- 9ct gold contains 37.5% pure gold
- 14ct gold contains 58.5% pure gold
- 18ct gold contains 75% pure gold
- 24ct gold contains 100% pure gold
All gold starts out yellow, before being mixed with other alloys to alter it’s tone (as with rose and green gold). Traditionally nickel was added to white gold but nickel is no longer used today as it can cause skin reactions. Other alloys used to make the gold ‘white‘ include, platinum, palladium, silver and manganese.
White gold as it is, is actually a light gray/yellowish colour so it is coated in rhodium to make it appear whiter. It is common practice to rhodium plate all white gold jewellery.
Rhodium is in the same family as platinum and shares many of the same properties, including its colour. It’s a very white metal and is very hard, although it does wear with time. How long the rhodium plating lasts depends on the thickness of the plating, the conditions under which it was applied and the general day to day wear of the item.
Platinum is the rarest and the heaviest of all the precious metals. A ring made in platinum would be much heavier than the same ring in gold, as it is a much denser element. Unlike gold and silver, there are no large above-ground platinum bullion stockpiles to protect against significant supply disruptions. Yearly, only about 133 tons of Platinum are mined, compared to about 1,782 tons of Gold. Platinum is the finest precious metal used in jewellery making. There is very little platinum on this earth and it’s found in very few places around the world. The rarity of platinum means that its price is invariably higher than gold.
What are the differences between White Gold and Platinum?
Platinum is naturally white, whereas white gold has to be rhodium plated to make it whiter (white gold is naturally a light grey/yellowish colour)
Platinum is approximately 40% heavier than gold
Platinum is 30 times rarer than gold, so its price is invariably that much higher
Platinum is generally 95% pure platinum, compared with gold which is 75% pure gold.
Platinum is harder wearing than gold due to its density and weight. It does scratch like all other precious metals, but a scratch is merely a displacement of metal and none of its volume is lost
If white gold has been rhodium plated, the colour difference between white gold and platinum is not noticeable. The two will look almost identical when new, however the rhodium plating will wear off over time leaving the metal looking slightly yellow in colour.
Palladium has been used in jewellery since 1939 and is quickly becoming the most popular metal used for wedding rings in the UK. Palladium has an almost identical appearance to platinum, is tarnish resistant and easy to maintain.
It is in the same family as platinum and rhodium, which means it possesses the same brilliant white elegance.
The main difference between palladium and platinum, is that palladium is much less dense.This results in it being much lighter in weight and therefore less expensive per gram than platinum.
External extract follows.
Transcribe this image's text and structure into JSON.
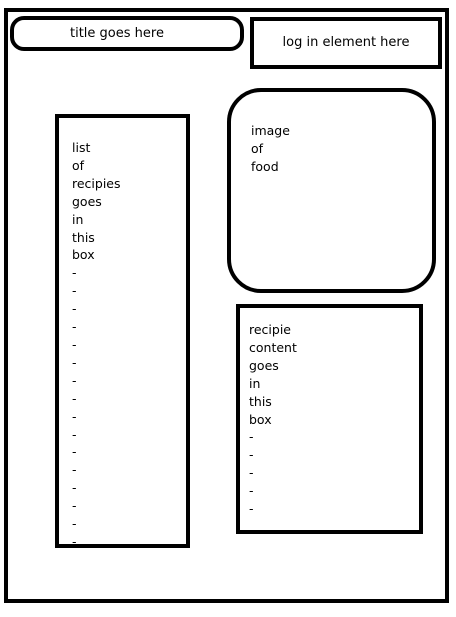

Silver is a beautiful metal with a brilliant white lustre which has been used in jewellery making for centuries. In ancient Egypt and Medieval Europe, silver was often more valuable than gold.
Silver has very similar working to gold but can achieve the most brilliant polish of any metal. Pure silver is often alloyed with small quantities of copper to make it durable for jewellery purposes. In many countries, Sterling Silver (92.5% silver, 7.5% copper) is the standard for Jewellery and has been since the 14th century.
Silver is approximately 17 times more abundant than gold, which, as we all know, is indicated in it’s value and price.
Here at Nude Jewellery we specialise in bespoke jewellery service, so if you're looking for a piece of jewellery for a special occasion, an engagement ring or wedding rings, take a look at our bespoke jewellery page or our engagement rings page, or simply get in touch. [email protected]
(this page was orignainlly published on 14th Nov 2013 and updated on the 30th Dec 2018)